I’ve been on a bit of a roll with the bavaserver setup, and I am going to try and ride that energy for a bit longer before the semester gets into full gear at Reclaim Hosting and any remnants of free time quickly disappear. After getting a firewall setup, another outstanding task was managing email on the server. I did have Postfix installed, which is an open source mail transfer agent (MTA), and I set this up to forward internal, server-based messages. This was dead simple, I basically followed this guide on “How to redirect local root mail to an external email address on Linux.”
I did a quick:
sudo nano /etc/aliases
And once that file was open I added my desired forwarding gmail address:
root: [email protected]
After that, I ran the following command:
And restarted Postfix:
service postfix restart
Finally, I tan the this command to send a test email
echo "Subject: sendmail test" | sendmail -v
That worked, and now I was getting all the internal server email to my gmail address so I know what’s going on, but be careful of what you wish for. The emails come fast and furious, and can quickly overwhelm your inbox. In particular, the CSF firewall was particularly loud with emails, so I needed to manage some of that. The CSF configuration file is the place to start:
sudo nano /etc/csf/csf.conf
In that file there are several alerts set to “1” (or turned on) that can be turned off by changing that value to “0”. Such as the LF_PERMBLOCK_ALERT:
This brought the email volume down considerably, but I was still getting emails about too excessive resource usage for various processes, so this guide was useful for adding certain commands to a CSF ignore file:
Use the following code on Centos 7 to edit the csf.pignore file:
sudo nano /etc/csf/csf.pignore
After that, add the following for the command line you get in the offending emails. In this example I am ignore the emails from the do-agent:
After that, you should get far fewer system emails forwarded on to your email.

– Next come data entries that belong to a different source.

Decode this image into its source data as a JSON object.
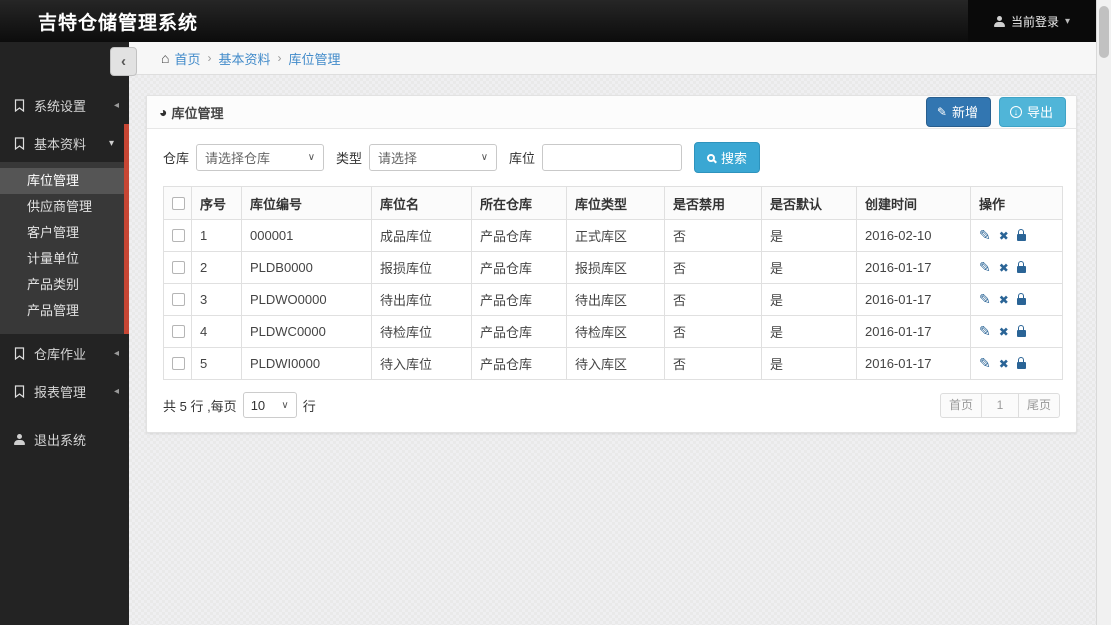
{
  "header": {
    "title": "吉特仓储管理系统",
    "user_label": "当前登录"
  },
  "breadcrumb": {
    "items": [
      "首页",
      "基本资料",
      "库位管理"
    ]
  },
  "sidebar": {
    "sections": [
      {
        "label": "系统设置"
      },
      {
        "label": "基本资料",
        "children": [
          "库位管理",
          "供应商管理",
          "客户管理",
          "计量单位",
          "产品类别",
          "产品管理"
        ],
        "active_child": "库位管理"
      },
      {
        "label": "仓库作业"
      },
      {
        "label": "报表管理"
      }
    ],
    "logout_label": "退出系统"
  },
  "panel": {
    "title": "库位管理",
    "buttons": {
      "add": "新增",
      "export": "导出",
      "search": "搜索"
    },
    "filters": {
      "warehouse_label": "仓库",
      "warehouse_value": "请选择仓库",
      "type_label": "类型",
      "type_value": "请选择",
      "location_label": "库位",
      "location_value": ""
    },
    "table": {
      "columns": [
        "序号",
        "库位编号",
        "库位名",
        "所在仓库",
        "库位类型",
        "是否禁用",
        "是否默认",
        "创建时间",
        "操作"
      ],
      "rows": [
        {
          "seq": "1",
          "code": "000001",
          "name": "成品库位",
          "warehouse": "产品仓库",
          "type": "正式库区",
          "disabled": "否",
          "default": "是",
          "created": "2016-02-10"
        },
        {
          "seq": "2",
          "code": "PLDB0000",
          "name": "报损库位",
          "warehouse": "产品仓库",
          "type": "报损库区",
          "disabled": "否",
          "default": "是",
          "created": "2016-01-17"
        },
        {
          "seq": "3",
          "code": "PLDWO0000",
          "name": "待出库位",
          "warehouse": "产品仓库",
          "type": "待出库区",
          "disabled": "否",
          "default": "是",
          "created": "2016-01-17"
        },
        {
          "seq": "4",
          "code": "PLDWC0000",
          "name": "待检库位",
          "warehouse": "产品仓库",
          "type": "待检库区",
          "disabled": "否",
          "default": "是",
          "created": "2016-01-17"
        },
        {
          "seq": "5",
          "code": "PLDWI0000",
          "name": "待入库位",
          "warehouse": "产品仓库",
          "type": "待入库区",
          "disabled": "否",
          "default": "是",
          "created": "2016-01-17"
        }
      ]
    },
    "footer": {
      "total_prefix": "共 5 行 ,每页",
      "page_size": "10",
      "total_suffix": "行",
      "pagination": [
        "首页",
        "1",
        "尾页"
      ]
    }
  },
  "icons": {
    "home": "⌂",
    "breadcrumb_sep": "›",
    "caret_down": "▾",
    "caret_left": "◂",
    "collapse": "‹",
    "pencil": "✎",
    "export_arrow": "↓",
    "select_caret": "∨",
    "edit": "✎",
    "delete": "✖",
    "panel_circle": "◕"
  },
  "colors": {
    "header_bg": "#111111",
    "sidebar_bg": "#232323",
    "sidebar_accent": "#c74634",
    "link": "#428bca",
    "add_button": "#3276b1",
    "export_button": "#50b5d8",
    "search_button": "#3aa7d3",
    "op_icon": "#2a6496"
  }
}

The other thing I did was run the emails sent by my WordPress through Mailgun, a third-party, API-driven service for sending email. My blog will send very few emails, so I run little risk of hitting the 10,000 email limit, but I’ll be notified about those trackbacks, spam, and unapproved comments all the while 🙂 In Mailgun you have to verify the domain you want to send emails from, I used , and the address is postmaster@. To verify the domain you need to add TXT records and CNAMES to your DNS zone editor, and then you can get the API or SMTP details you need to send emails. I’ll spare you the details here given there are much better guides that take you through it, but transaction emails services have been a thing for a while now given most nextgen apps want to (or have to) abstract application based email from the server stack, which makes good sense. I wouldn’t call WordPress a nextgen app by any means (I prefer old gold), but I like the idea of reminding myself of how the transactional email services work, not to mention they are quite reliable. The last piece was installing the WP Mail SMTP plugin, and adding my secret API key from mailgun and I was up and running in seconds.

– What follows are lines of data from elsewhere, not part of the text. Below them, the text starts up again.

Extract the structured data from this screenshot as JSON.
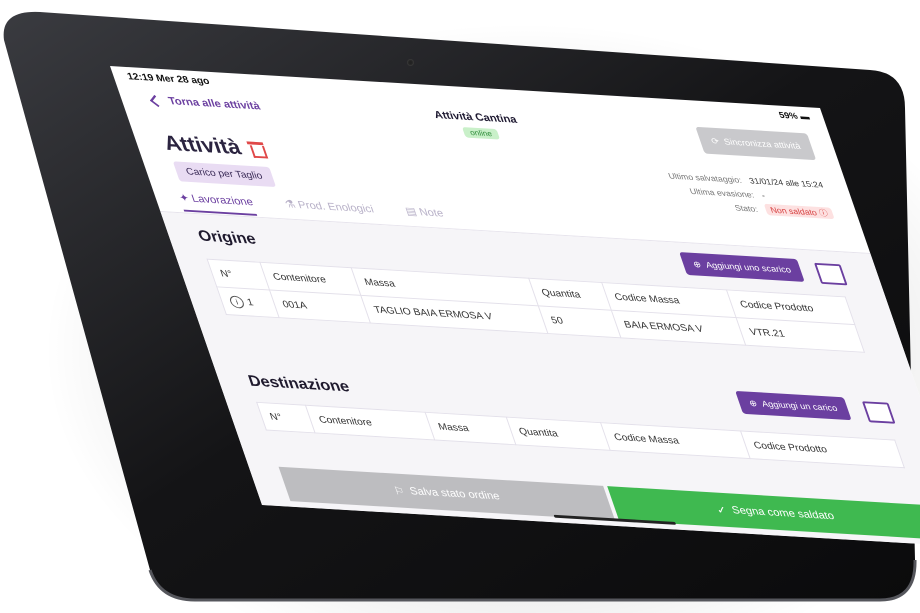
{
  "status_bar": {
    "time": "12:19  Mer 28 ago",
    "battery": "59% ▬"
  },
  "header": {
    "back_label": "Torna alle attività",
    "title": "Attività Cantina",
    "online_badge": "online",
    "sync_button": "Sincronizza attività"
  },
  "page": {
    "title": "Attività",
    "subtitle_tag": "Carico per Taglio"
  },
  "meta": {
    "last_saved_label": "Ultimo salvataggio:",
    "last_saved_value": "31/01/24 alle 15:24",
    "last_evasion_label": "Ultima evasione:",
    "last_evasion_value": "-",
    "status_label": "Stato:",
    "status_value": "Non saldato ⓘ"
  },
  "tabs": [
    {
      "label": "Lavorazione",
      "active": true
    },
    {
      "label": "Prod. Enologici",
      "active": false
    },
    {
      "label": "Note",
      "active": false
    }
  ],
  "origin": {
    "title": "Origine",
    "add_button": "Aggiungi uno scarico",
    "columns": [
      "N°",
      "Contenitore",
      "Massa",
      "Quantita",
      "Codice Massa",
      "Codice Prodotto"
    ],
    "rows": [
      {
        "n": "1",
        "contenitore": "001A",
        "massa": "TAGLIO BAIA ERMOSA V",
        "quantita": "50",
        "codice_massa": "BAIA ERMOSA V",
        "codice_prodotto": "VTR.21"
      }
    ]
  },
  "destination": {
    "title": "Destinazione",
    "add_button": "Aggiungi un carico",
    "columns": [
      "N°",
      "Contenitore",
      "Massa",
      "Quantita",
      "Codice Massa",
      "Codice Prodotto"
    ]
  },
  "footer": {
    "save_button": "Salva stato ordine",
    "paid_button": "Segna come saldato"
  },
  "colors": {
    "accent": "#6b3fa0",
    "success": "#3fb950",
    "danger": "#e04848",
    "bezel": "#141416"
  }
}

# Swaks is an smtp of CURL, install it first: curl http://www.jetmore.org/john/code/swaks/files/swaks-20130209.0/swaks -o swaks # Set the permissions for the script so you can run it chmod +x swaks # It's based on perl, so install perl sudo apt-get -y install perl # now send! ./swaks --auth \ --server smtp.mailgun.org \ --au postmaster@YOUR_DOMAIN_NAME \ --ap 3kh9umujora5 \ --to [email protected] \ --h-Subject: "Hello" \ --body 'Testing some Mailgun awesomness!'
One fun bit was being able to send emails to myself via command line after installing the swiss army knife for SMTP (swaks). I found the above code here, and I sent more than few command line emails like I was using Pegasus again.
And, that about does it for email on the new server right now, feels good to get as much of this down as possible because the bava as outboard brain will be very useful when my server crashes and I have no idea what to do 🙂
Image credit: Awesome Email GIF in header